The Formula 1 world first became aware of Narain Karthikeyan in the summer of 1999, when the first rumours drifted in that "an Indian chap" had won a British Formula 3 race at Brands Hatch. In those days, a driver who could win in British F3 was capable of racing in F1. They might not all turn out to be potential world champions, but winning in British F3 was not easy. Later, Karthikeyan underlined his potential by setting a new lap record at Macau. That takes talent as well.
Clearly, the "Indian chap" was a good driver. The question that people in F1 circles asked was whether or not Karthikeyan was good enough to make it in Grand Prix racing. It was a fair question. Thirteen years later, that question has still to be answered properly. Indian fans might not think that Karthikeyan has achieved a great deal, but, in order to do well in F1, you need a good car. And Karthikeyan has never had one.
In 2001, he got his first Formula 1 test with Jaguar Racing and he went on to test for Jordan Grand Prix as well, but there was no deal to race. Two years later, Karthikeyan was offered a ride by the Minardi team, but he could not find the sponsorship money he needed.
It was not until 2005 that his chance came when Colin Kolles, then the team boss of Jordan Grand Prix, decided to give him an opportunity. Kolles was willing to take the risk. The team was not in a great situation. It was necessary to use a year-old car, which meant that scoring points was out of the question - and Karthikeyan needed time to learn. He was fast and aggressive, but he had some big accidents.
"Sometimes, I am a bit over the top," he admitted, "but I cannot change that. That is my style.

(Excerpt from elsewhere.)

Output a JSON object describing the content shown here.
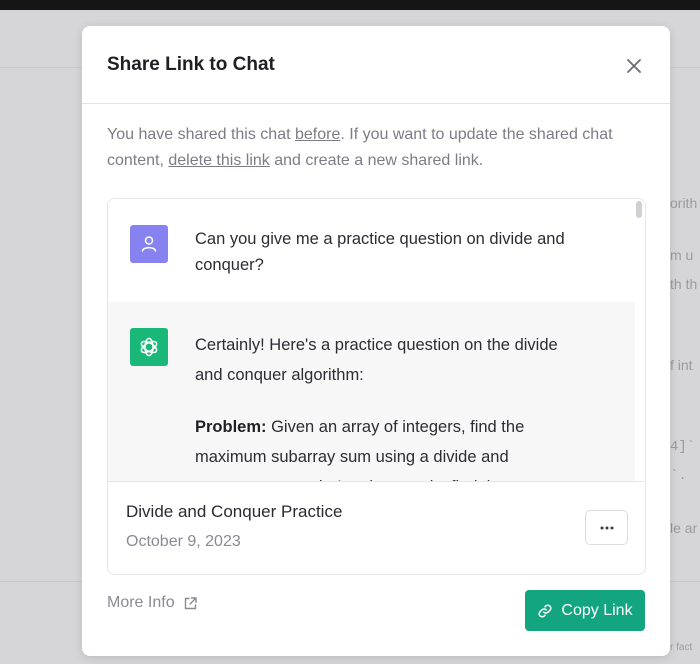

That is why I sometimes make mistakes." He had the added disadvantage of being in a team with another novice, Portugal's Tiago Monteiro, so he did not have an experienced teammate to learn from. "If you have an experienced teammate, you are under pressure," he said, "and having an inexperienced teammate evens things out. Maybe, with an experienced driver, you might get a better car set-up. There are positives and negatives."
The bad news was that Jordan had new ownership that year and they wanted money for the 2006 season. Karthikeyan did not have enough. He decided that the best thing would be to become a test driver with Williams, thanks in part to some sponsorship he had found from Tata. But there was never any real hope that he would ever race for Williams. He knew that, but he could learn from the experienced Alexander Wurz, the team's test driver.
He stayed with Williams for two years, but after the Tata sponsorship ended, Karthikeyan was in the wilderness. He spent the next four years hoping to find sponsorship to return to F1, in order to prove that he was good enough. It was Kolles who helped him again by hiring him to race for the HRT team in 2011.
Colin still believed in Karthikeyan and some money from Tata put him back into F1 again. When the team needed more cash, he was dropped, but he returned again this year and has done a decent job, against Pedro de la Rosa, a well-respected F1 veteran.
The problem that all youngsters face in F1 is that unless they get a good car and make an immediate impression, it is hard to be noticed. And if there is no funding available, staying in F1 is very tough. We still do not really know what Karthikeyan can do, and, at the age of 35, it is unlikely that he will ever get a chance with a big team. F1 careers are running down when the drivers get into their mid-thirties, and while Karthikeyan is still pushing hard, still keen to impress and hoping to get a drive again in 2013, he knows that the odds are stacked against him.
Being a pioneer is never easy, but no matter what he achieves in F1, Karthikeyan will always be the guy who made the breakthrough for India, and perhaps out there somewhere in India is a youngster, with talent and backing, who has been inspired by Karthikeyan' efforts.
The writer has covered every Grand Prix for the last 25 years